However, it is essential to acknowledge the existence of conflicting studies and individual sensitivities. A small fraction of the population may experience gastrointestinal symptoms, such as bloating or diarrhea, after consuming carrageenan. While these cases are rare, individuals with inflammatory bowel diseases may want to exercise caution and consult their healthcare provider.
The research surrounding carrageenan spans several decades. Studies have scrutinized its potential links to inflammation, cancer, and other adverse health effects. Despite some early claims suggesting the additive could pose risks, recent comprehensive reviews indicate that the concerns were mostly unfounded. Rigorous studies conducted on animals and human cell cultures found no direct evidence of carcinogenic or pro-inflammatory effects resulting from carrageenan consumption.
Nevertheless, ongoing research continues to investigate carrageenan’s impact. Scientists are exploring alternative formulations and evaluating its potential benefits in biomedical applications. This ongoing examination demonstrates the scientific community’s commitment to thoroughly understanding the additive.
Carrageenan is a commonly utilized ingredient due to its ability to function as a thickening, stabilizing, and gelling agent in various food products. Its versatility makes it particularly valuable in dairy alternatives, such as plant-based milks and yogurts. It helps improve texture and preserves the suspension of particles, improving the overall sensory experience. Additionally, carrageenan finds its way into processed meats, jellies, desserts, and even toothpaste, providing similar enhancements to these products.
While carrageenan plays a crucial role in food technology, it is important to note that its use is not limited to this industry. It has applications in pharmaceuticals, cosmetics, and even biochemistry research due to its ability to form a gel-like substance.
Critics of carrageenan argue that it may have adverse effects on intestinal health. Some animal studies have shown that high concentrations of degraded carrageenan may cause inflammation and damage to the digestive tract. However, these studies often utilized excessive amounts and different forms of the additive than what is normally found in food products.
It is worth mentioning that the vast majority of carrageenan used in food is not degraded and is deemed safe. Researchers distinguish between degraded carrageenan and the commercially available undegraded form, which is the primary type used in the food industry. The former has been shown to have potential harmful effects, while the latter is harmless according to regulatory agencies.
Given carrageenan’s widespread use as a food additive, it can be found in various processed products. Some examples include:
- Dairy alternatives: Plant-based milks, ice creams, and yogurts.
- Processed meats: Deli meats, sausages, and canned meats.
- Jellies and desserts: Puddings, chocolate milk, and jelly-based sweets.
- Other products: Toothpaste, pet food, and even personal care items like shampoos and lotions.
It is important to note that the presence of carrageenan does not automatically indicate an unhealthy or unsafe product. Responsible consumption involves understanding the overall nutritional value and ingredients in processed foods, as carrageenan alone is not a determinant of a product’s healthfulness.
For those who prefer to avoid carrageenan altogether, there are alternatives available.
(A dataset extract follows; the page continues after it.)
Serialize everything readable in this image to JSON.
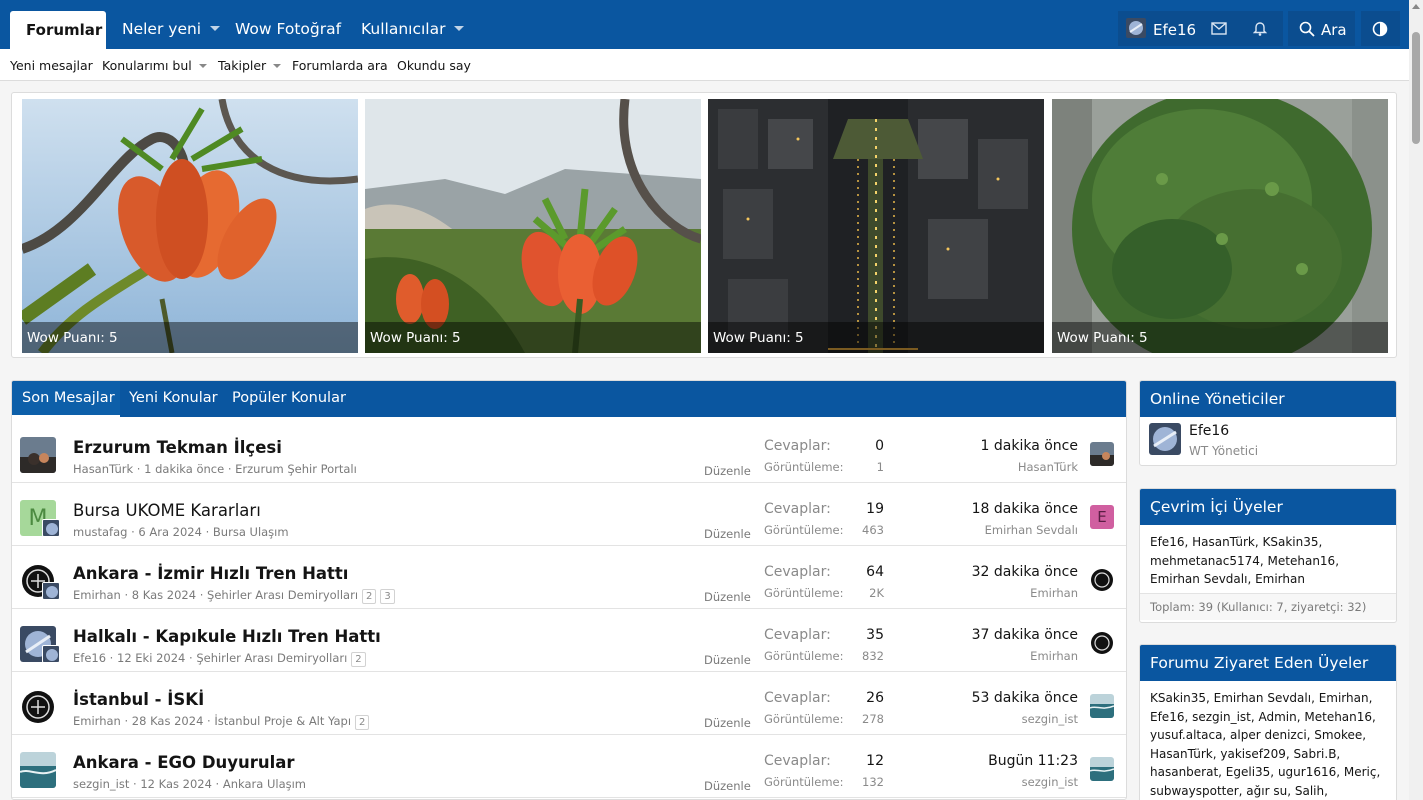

Companies and individuals have experimented with using other natural thickeners and stabilizers, such as agar-agar, locust bean gum, or xanthan gum. These alternatives can provide similar functionalities in food products without the use of carrageenan, catering to personal preferences and dietary requirements.
Exploring alternatives ensures that consumers have a variety of choices and empowers them to make informed decisions about the additives they consume.
Carrageenan, a widely debated food additive, has been extensively studied by regulatory bodies and scientific communities. The consensus indicates that it can be safely consumed as long as it is within permissible limits. However, individual sensitivities and concerns exist, and those with specific health conditions may want to exercise caution.
Responsible consumption requires understanding the extent of carrageenan’s use, both in the food industry and other fields. Acknowledging its presence in certain processed foods provides consumers with an opportunity to make informed decisions based on their personal preferences and dietary needs.
While carrageenan remains an important tool in food technology, alternatives are available for those who seek to avoid it. Experimentation with natural thickeners and stabilizers continues to provide consumers with a range of choices, promoting both diversity and customization of the food products they consume. Understanding carrageenan’s safety, uses, and misconceptions allows individuals to make educated decisions about the foods they enjoy.